## [WORK TO BE COMPLETED]
Reproduce all the entries exactly.

[RECORDS SUPPLIED Boundary: Start]

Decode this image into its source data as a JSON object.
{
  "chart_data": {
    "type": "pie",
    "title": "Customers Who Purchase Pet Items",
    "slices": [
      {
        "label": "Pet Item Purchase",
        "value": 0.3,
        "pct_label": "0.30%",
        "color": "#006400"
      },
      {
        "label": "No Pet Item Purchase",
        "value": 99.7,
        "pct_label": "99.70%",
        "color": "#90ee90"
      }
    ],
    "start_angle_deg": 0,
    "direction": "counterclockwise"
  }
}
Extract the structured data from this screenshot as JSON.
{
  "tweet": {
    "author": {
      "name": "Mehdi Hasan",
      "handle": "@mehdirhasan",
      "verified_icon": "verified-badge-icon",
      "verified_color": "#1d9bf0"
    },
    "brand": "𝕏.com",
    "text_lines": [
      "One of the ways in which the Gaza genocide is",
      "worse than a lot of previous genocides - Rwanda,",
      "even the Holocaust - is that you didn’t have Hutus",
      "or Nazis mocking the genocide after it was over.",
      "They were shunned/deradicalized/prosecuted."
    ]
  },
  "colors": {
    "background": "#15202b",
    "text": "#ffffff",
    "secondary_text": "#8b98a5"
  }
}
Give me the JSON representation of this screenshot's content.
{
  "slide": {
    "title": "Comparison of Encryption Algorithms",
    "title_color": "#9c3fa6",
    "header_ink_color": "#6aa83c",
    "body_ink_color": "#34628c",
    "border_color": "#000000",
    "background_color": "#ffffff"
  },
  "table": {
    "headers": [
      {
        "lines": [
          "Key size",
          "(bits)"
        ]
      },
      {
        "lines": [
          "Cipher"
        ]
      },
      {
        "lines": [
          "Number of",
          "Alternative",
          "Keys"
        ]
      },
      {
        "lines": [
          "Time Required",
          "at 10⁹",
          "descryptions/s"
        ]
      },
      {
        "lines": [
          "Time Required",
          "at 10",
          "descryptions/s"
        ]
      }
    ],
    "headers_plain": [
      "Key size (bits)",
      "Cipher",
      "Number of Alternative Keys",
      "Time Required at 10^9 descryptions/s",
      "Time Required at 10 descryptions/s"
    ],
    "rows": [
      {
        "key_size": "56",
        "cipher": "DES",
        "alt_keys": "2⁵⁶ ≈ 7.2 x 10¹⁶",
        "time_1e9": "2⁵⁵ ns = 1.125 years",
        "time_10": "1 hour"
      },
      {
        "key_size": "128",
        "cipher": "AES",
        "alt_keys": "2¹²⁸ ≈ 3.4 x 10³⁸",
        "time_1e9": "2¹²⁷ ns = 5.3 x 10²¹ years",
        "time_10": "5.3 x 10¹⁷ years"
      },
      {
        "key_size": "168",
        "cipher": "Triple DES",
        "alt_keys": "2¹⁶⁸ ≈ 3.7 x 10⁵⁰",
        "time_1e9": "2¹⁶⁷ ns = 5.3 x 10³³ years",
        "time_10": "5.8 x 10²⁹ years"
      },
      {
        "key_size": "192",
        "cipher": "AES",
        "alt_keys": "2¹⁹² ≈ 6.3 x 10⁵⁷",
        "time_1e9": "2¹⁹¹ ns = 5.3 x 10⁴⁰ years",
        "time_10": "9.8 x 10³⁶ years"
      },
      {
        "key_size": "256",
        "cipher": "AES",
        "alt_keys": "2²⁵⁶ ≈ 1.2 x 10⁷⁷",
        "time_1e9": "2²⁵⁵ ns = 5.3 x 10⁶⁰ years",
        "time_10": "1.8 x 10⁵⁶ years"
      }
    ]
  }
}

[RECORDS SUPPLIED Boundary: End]

## [YOUR RESPONSE]
Decode this image into its source data as a JSON object.
{
  "chart_data": {
    "type": "pie",
    "title": "Customers Who Purchase Pet Items",
    "slices": [
      {
        "label": "Pet Item Purchase",
        "value": 0.3,
        "pct_label": "0.30%",
        "color": "#006400"
      },
      {
        "label": "No Pet Item Purchase",
        "value": 99.7,
        "pct_label": "99.70%",
        "color": "#90ee90"
      }
    ],
    "start_angle_deg": 0,
    "direction": "counterclockwise"
  }
}
Extract the structured data from this screenshot as JSON.
{
  "tweet": {
    "author": {
      "name": "Mehdi Hasan",
      "handle": "@mehdirhasan",
      "verified_icon": "verified-badge-icon",
      "verified_color": "#1d9bf0"
    },
    "brand": "𝕏.com",
    "text_lines": [
      "One of the ways in which the Gaza genocide is",
      "worse than a lot of previous genocides - Rwanda,",
      "even the Holocaust - is that you didn’t have Hutus",
      "or Nazis mocking the genocide after it was over.",
      "They were shunned/deradicalized/prosecuted."
    ]
  },
  "colors": {
    "background": "#15202b",
    "text": "#ffffff",
    "secondary_text": "#8b98a5"
  }
}
Give me the JSON representation of this screenshot's content.
{
  "slide": {
    "title": "Comparison of Encryption Algorithms",
    "title_color": "#9c3fa6",
    "header_ink_color": "#6aa83c",
    "body_ink_color": "#34628c",
    "border_color": "#000000",
    "background_color": "#ffffff"
  },
  "table": {
    "headers": [
      {
        "lines": [
          "Key size",
          "(bits)"
        ]
      },
      {
        "lines": [
          "Cipher"
        ]
      },
      {
        "lines": [
          "Number of",
          "Alternative",
          "Keys"
        ]
      },
      {
        "lines": [
          "Time Required",
          "at 10⁹",
          "descryptions/s"
        ]
      },
      {
        "lines": [
          "Time Required",
          "at 10",
          "descryptions/s"
        ]
      }
    ],
    "headers_plain": [
      "Key size (bits)",
      "Cipher",
      "Number of Alternative Keys",
      "Time Required at 10^9 descryptions/s",
      "Time Required at 10 descryptions/s"
    ],
    "rows": [
      {
        "key_size": "56",
        "cipher": "DES",
        "alt_keys": "2⁵⁶ ≈ 7.2 x 10¹⁶",
        "time_1e9": "2⁵⁵ ns = 1.125 years",
        "time_10": "1 hour"
      },
      {
        "key_size": "128",
        "cipher": "AES",
        "alt_keys": "2¹²⁸ ≈ 3.4 x 10³⁸",
        "time_1e9": "2¹²⁷ ns = 5.3 x 10²¹ years",
        "time_10": "5.3 x 10¹⁷ years"
      },
      {
        "key_size": "168",
        "cipher": "Triple DES",
        "alt_keys": "2¹⁶⁸ ≈ 3.7 x 10⁵⁰",
        "time_1e9": "2¹⁶⁷ ns = 5.3 x 10³³ years",
        "time_10": "5.8 x 10²⁹ years"
      },
      {
        "key_size": "192",
        "cipher": "AES",
        "alt_keys": "2¹⁹² ≈ 6.3 x 10⁵⁷",
        "time_1e9": "2¹⁹¹ ns = 5.3 x 10⁴⁰ years",
        "time_10": "9.8 x 10³⁶ years"
      },
      {
        "key_size": "256",
        "cipher": "AES",
        "alt_keys": "2²⁵⁶ ≈ 1.2 x 10⁷⁷",
        "time_1e9": "2²⁵⁵ ns = 5.3 x 10⁶⁰ years",
        "time_10": "1.8 x 10⁵⁶ years"
      }
    ]
  }
}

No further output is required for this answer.